Usually, the treatment for haematuria is a modification of exercise habits. Some individuals may need to back off on their training intensity and/or duration for a while, with a gradual return to the level of exertion originally associated with haematuria. This may actually work to limit the risk of haematuria if the athlete becomes fitter during the intervening period; one of the adaptations associated with fitness is an increase in plasma volume, which in effect helps to thwart the exercise-related renal-ischaemia problem. Naturally, you should never train or compete when haematuria is actually present.
Since dehydration is a key risk factor for haematuria, it makes sense to take in plentiful quantities of fluid during workouts and competitions; during a workout or race lasting for an hour or more, it's reasonable to swill 10 ounces of sports drink 10 minutes before the start of exertion and then about five regular swallows every 15 minutes during the overall effort. During soccer, rugby, tennis, and basketball practices and matches, one should attempt to drink extensively during break periods and time-outs (as part of this strategy, it's important to keep palatable drinks close at hand so that they may easily be taken in). Caffeinated drinks such as coffee, tea, and cola should be avoided by haematuria-prone athletes, since such beverages can increase the chance of dehydration.

'Weigh yourself in the nude before and after your practices... and also measure how much fluid you ingest'
A very sensible way to lower your risk of dehydration is to determine your typical 'fluid shortfall' during exercise. To do this, weigh yourself in the nude before and after your practices (you'll be sweaty after practice, so dry yourself off with a towel before weighing) and also measure how much fluid you ingest. For each pound of weight you lose during the exercise period, your fluid shortfall is about 16 ounces. For example, if you lose three pounds during a two-hour training session, you have sweated away 48 ounces more fluid than you have consumed. During future training sessions, you should gradually increase your fluid intake - even if you don't feel thirsty - until you can replace at least 75% of your sweat losses during exercise. In the example just given, you would need to increase your drinking by at least 0.75 x 48 = 36 ounces per two-hour workout (remember that this is above and beyond what you originally drank). It sometimes helps to use an alarm wristwatch to remind you that it's time to take a drink.

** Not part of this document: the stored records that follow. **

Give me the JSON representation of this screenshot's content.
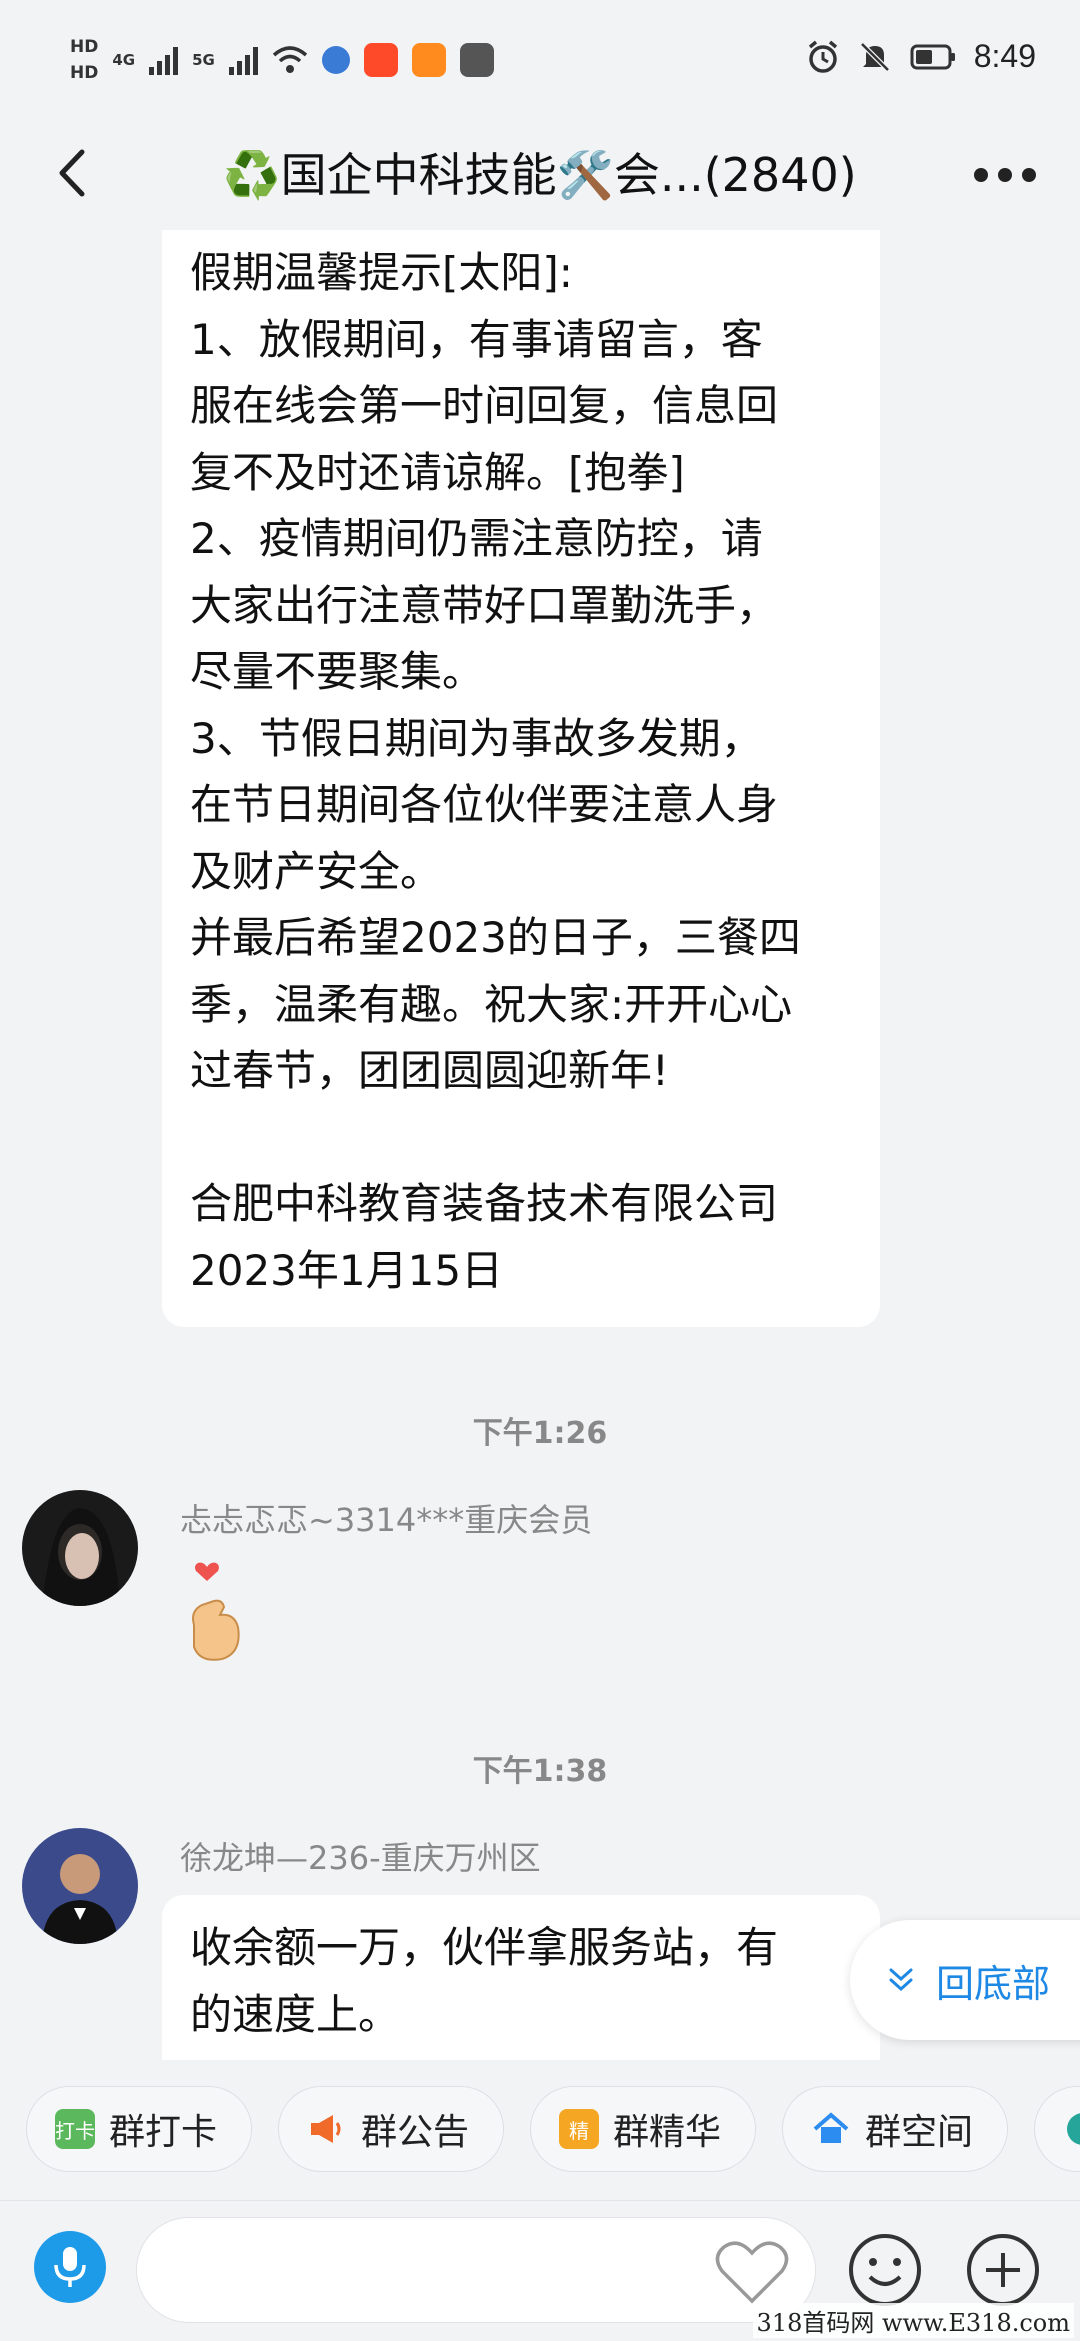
{
  "status_bar": {
    "hd1": "HD",
    "hd2": "HD",
    "net1": "4G",
    "net2": "5G",
    "time": "8:49"
  },
  "nav": {
    "title": "♻️国企中科技能🛠️会...(2840)"
  },
  "messages": {
    "announcement_lines": [
      "假期温馨提示[太阳]:",
      "1、放假期间，有事请留言，客",
      "服在线会第一时间回复，信息回",
      "复不及时还请谅解。[抱拳]",
      "2、疫情期间仍需注意防控，请",
      "大家出行注意带好口罩勤洗手，",
      "尽量不要聚集。",
      "3、节假日期间为事故多发期，",
      "在节日期间各位伙伴要注意人身",
      "及财产安全。",
      "并最后希望2023的日子，三餐四",
      "季，温柔有趣。祝大家:开开心心",
      "过春节，团团圆圆迎新年!",
      "",
      "合肥中科教育装备技术有限公司",
      "2023年1月15日"
    ],
    "time1": "下午1:26",
    "sender1": "忐忐忑忑~3314***重庆会员",
    "time2": "下午1:38",
    "sender2": "徐龙坤—236-重庆万州区",
    "msg2_line1": "收余额一万，伙伴拿服务站，有",
    "msg2_line2": "的速度上。"
  },
  "to_bottom_label": "回底部",
  "toolbar": {
    "checkin": "群打卡",
    "checkin_icon_text": "打卡",
    "notice": "群公告",
    "essence": "群精华",
    "essence_icon_text": "精",
    "space": "群空间"
  },
  "watermark": "318首码网 www.E318.com"
}
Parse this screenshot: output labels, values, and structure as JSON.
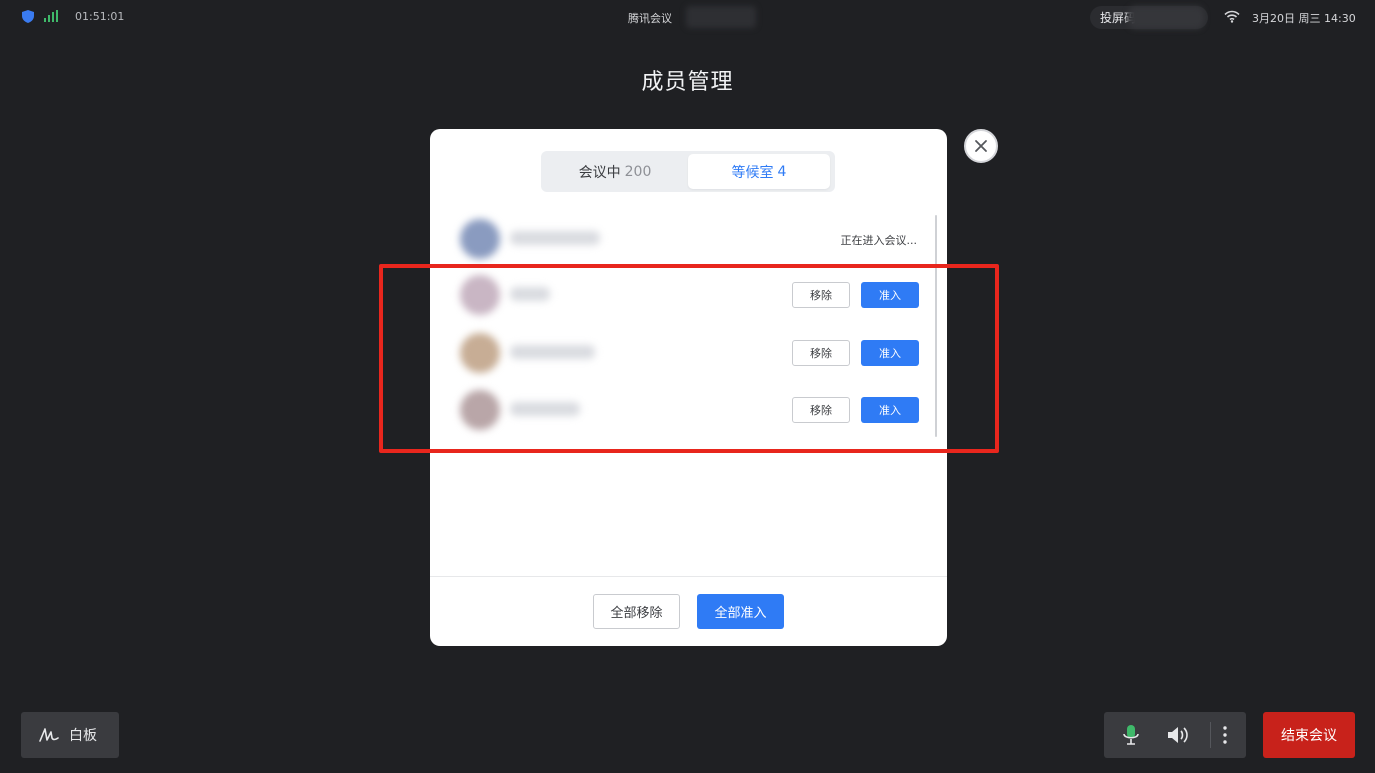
{
  "status_bar": {
    "clock": "01:51:01",
    "meeting_app": "腾讯会议",
    "cast_label": "投屏码",
    "datetime": "3月20日 周三 14:30"
  },
  "page_title": "成员管理",
  "tabs": [
    {
      "label": "会议中",
      "count": "200",
      "active": false
    },
    {
      "label": "等候室",
      "count": "4",
      "active": true
    }
  ],
  "members": [
    {
      "status": "正在进入会议..."
    },
    {
      "remove_label": "移除",
      "admit_label": "准入"
    },
    {
      "remove_label": "移除",
      "admit_label": "准入"
    },
    {
      "remove_label": "移除",
      "admit_label": "准入"
    }
  ],
  "footer": {
    "remove_all_label": "全部移除",
    "admit_all_label": "全部准入"
  },
  "toolbar": {
    "whiteboard_label": "白板",
    "end_meeting_label": "结束会议"
  },
  "colors": {
    "accent": "#2f7bf5",
    "danger": "#c8221b",
    "highlight": "#e8261d",
    "background": "#1f2023"
  }
}
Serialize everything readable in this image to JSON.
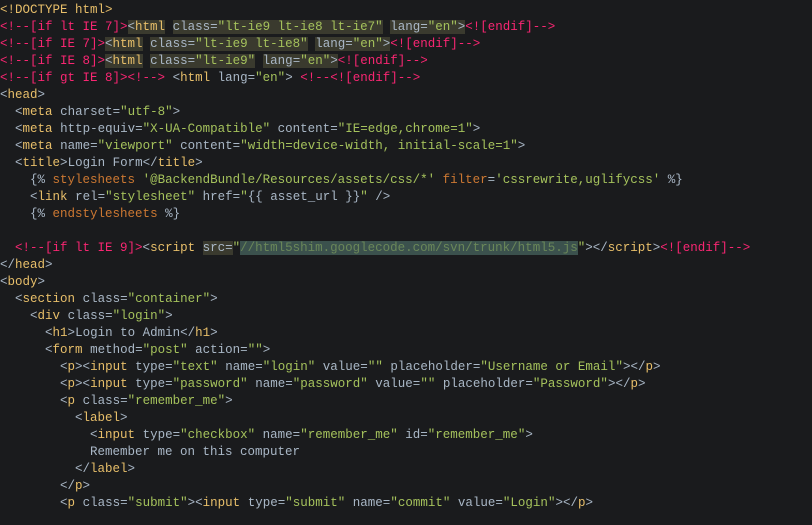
{
  "lines": {
    "l1": {
      "doctype_open": "<!",
      "doctype_kw": "DOCTYPE ",
      "doctype_val": "html",
      "doctype_close": ">"
    },
    "l2": {
      "cmt_open": "<!--[if lt IE 7]>",
      "tag": "html",
      "cls_attr": "class",
      "cls_val": "lt-ie9 lt-ie8 lt-ie7",
      "lang_attr": "lang",
      "lang_val": "en",
      "cmt_close": "<![endif]-->"
    },
    "l3": {
      "cmt_open": "<!--[if IE 7]>",
      "tag": "html",
      "cls_attr": "class",
      "cls_val": "lt-ie9 lt-ie8",
      "lang_attr": "lang",
      "lang_val": "en",
      "cmt_close": "<![endif]-->"
    },
    "l4": {
      "cmt_open": "<!--[if IE 8]>",
      "tag": "html",
      "cls_attr": "class",
      "cls_val": "lt-ie9",
      "lang_attr": "lang",
      "lang_val": "en",
      "cmt_close": "<![endif]-->"
    },
    "l5": {
      "cmt_open": "<!--[if gt IE 8]>",
      "cmt_mid": "<!-->",
      "tag": "html",
      "lang_attr": "lang",
      "lang_val": "en",
      "cmt_close": "<!--<![endif]-->"
    },
    "l6": {
      "tag": "head"
    },
    "l7": {
      "tag": "meta",
      "a1": "charset",
      "v1": "utf-8"
    },
    "l8": {
      "tag": "meta",
      "a1": "http-equiv",
      "v1": "X-UA-Compatible",
      "a2": "content",
      "v2": "IE=edge,chrome=1"
    },
    "l9": {
      "tag": "meta",
      "a1": "name",
      "v1": "viewport",
      "a2": "content",
      "v2": "width=device-width, initial-scale=1"
    },
    "l10": {
      "tag": "title",
      "text": "Login Form"
    },
    "l11": {
      "pct_open": "{%",
      "kw": "stylesheets",
      "str": "'@BackendBundle/Resources/assets/css/*'",
      "kw2": "filter",
      "eq": "=",
      "str2": "'cssrewrite,uglifycss'",
      "pct_close": "%}"
    },
    "l12": {
      "tag": "link",
      "a1": "rel",
      "v1": "stylesheet",
      "a2": "href",
      "v2": "{{ asset_url }}"
    },
    "l13": {
      "pct_open": "{%",
      "kw": "endstylesheets",
      "pct_close": "%}"
    },
    "l14": {
      "cmt_open": "<!--[if lt IE 9]>",
      "tag": "script",
      "a1": "src",
      "v1": "//html5shim.googlecode.com/svn/trunk/html5.js",
      "close_tag": "script",
      "cmt_close": "<![endif]-->"
    },
    "l15": {
      "tag": "head"
    },
    "l16": {
      "tag": "body"
    },
    "l17": {
      "tag": "section",
      "a1": "class",
      "v1": "container"
    },
    "l18": {
      "tag": "div",
      "a1": "class",
      "v1": "login"
    },
    "l19": {
      "tag": "h1",
      "text": "Login to Admin"
    },
    "l20": {
      "tag": "form",
      "a1": "method",
      "v1": "post",
      "a2": "action",
      "v2": ""
    },
    "l21": {
      "tag": "p",
      "itag": "input",
      "a1": "type",
      "v1": "text",
      "a2": "name",
      "v2": "login",
      "a3": "value",
      "v3": "",
      "a4": "placeholder",
      "v4": "Username or Email"
    },
    "l22": {
      "tag": "p",
      "itag": "input",
      "a1": "type",
      "v1": "password",
      "a2": "name",
      "v2": "password",
      "a3": "value",
      "v3": "",
      "a4": "placeholder",
      "v4": "Password"
    },
    "l23": {
      "tag": "p",
      "a1": "class",
      "v1": "remember_me"
    },
    "l24": {
      "tag": "label"
    },
    "l25": {
      "tag": "input",
      "a1": "type",
      "v1": "checkbox",
      "a2": "name",
      "v2": "remember_me",
      "a3": "id",
      "v3": "remember_me"
    },
    "l26": {
      "text": "Remember me on this computer"
    },
    "l27": {
      "tag": "label"
    },
    "l28": {
      "tag": "p"
    },
    "l29": {
      "tag": "p",
      "a1": "class",
      "v1": "submit",
      "itag": "input",
      "ia1": "type",
      "iv1": "submit",
      "ia2": "name",
      "iv2": "commit",
      "ia3": "value",
      "iv3": "Login"
    }
  }
}
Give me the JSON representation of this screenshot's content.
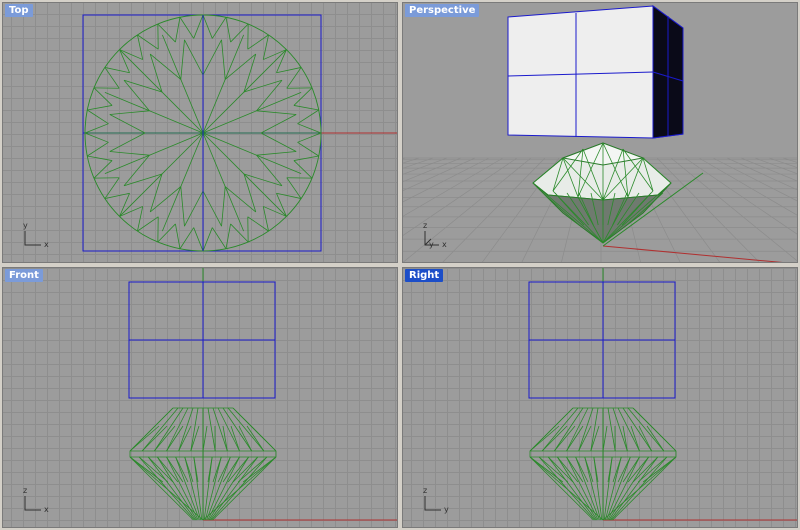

The bottom line? Haematuria itself is usually a fairly benign condition, but it should be evaluated by a health professional, since it can sometimes indicate underlying problems such as kidney or bladder infection or even cancer. If you engage in contact sports (football, rugby, boxing, etc), you should make sure your haematuria is not the result of physical trauma to your urinary system.
Even if serious health problems do not exist, however, haematuria in an athlete is an indication that something has gone awry. If the haematuria is caused by dehydration, the athlete should correct the dehydration in order not just to stop the production of pink urine but to perform at a higher level. If the haematuria results from overexertion, the athlete should train more suitably for his/her level of fitness. Note, too, that chronic haematuria can eventually lead to anemia. Thus, athletes suffering from haematuria should not ignore the condition or plead that a little urinary bleeding is 'normal'; they need to eliminate the pink pee. By doing so, they will be able to ultimately achieve higher levels of fitness.

haematuria in athletes, haematuria causes, haematuria treatment, haematuria avoidance